After irradiation, the team tested the samples for pathogens. Their test showed modified packaging containing either pure oxygen or the nitrogen/oxygen mix increased the sensitivity of salmonella or listeria to radiation without changing the way the radiation affected the vegetables, Gomes said.
Better yet, she added, the ozone, the only byproduct that might be considered hazardous to human health, naturally coverts back to oxygen within an hour.
"So, there is no harm done at all," Gomes said "This allows the processor to irradiate the produce at lower doses and still kill the pathogens. The good thing about this is that product quality is assured."

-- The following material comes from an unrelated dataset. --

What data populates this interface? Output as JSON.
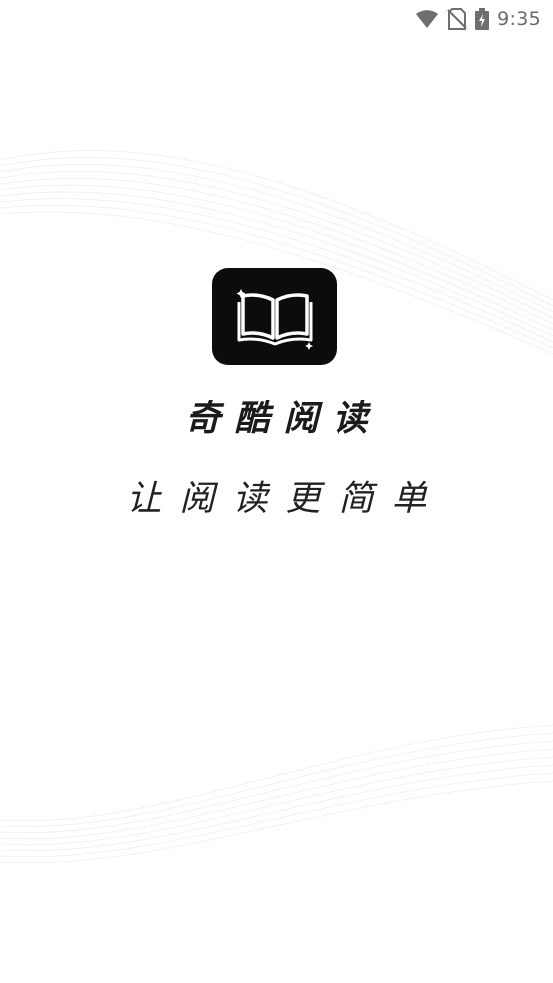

The other widely used commercial means of removing pathogens on fresh produce is to either wash them with fresh water or use a water-bath of 200 parts per million chlorine, Gomes said. Though both treatments are better than none at all, they are not effective at completely removing the pathogens, which can hide in deep recesses or air pockets within the produce.
But the pathogens can't hide from ionizing irradiation, and unlike chlorine treatments, the process doesn't leave an aftertaste, she said.
According to the Texas AgriLife Extension Service, foodborne diseases cause an estimated 76 million illnesses, 325,000 hospitalizations, and 5,000 deaths each year in the U.S. More information on foodborne illnesses can be found at the Family and Consumer Sciences website at http://fcs.tamu.edu/fcs_programs/2010briefs/fpm-2010-brief.pdf .
The AgriLife Research Food Safety Engineering Team began work in 2002 with a $1 million U.S. Department of Agriculture grant. The team is the only one in the nation doing research that focuses on accurate dose calculations and dose distribution within a variety of complex-shaped foods, such as blueberries, bagged spinach and lettuce, m
|Contact: Robert Burns|
Texas A&M AgriLife Communications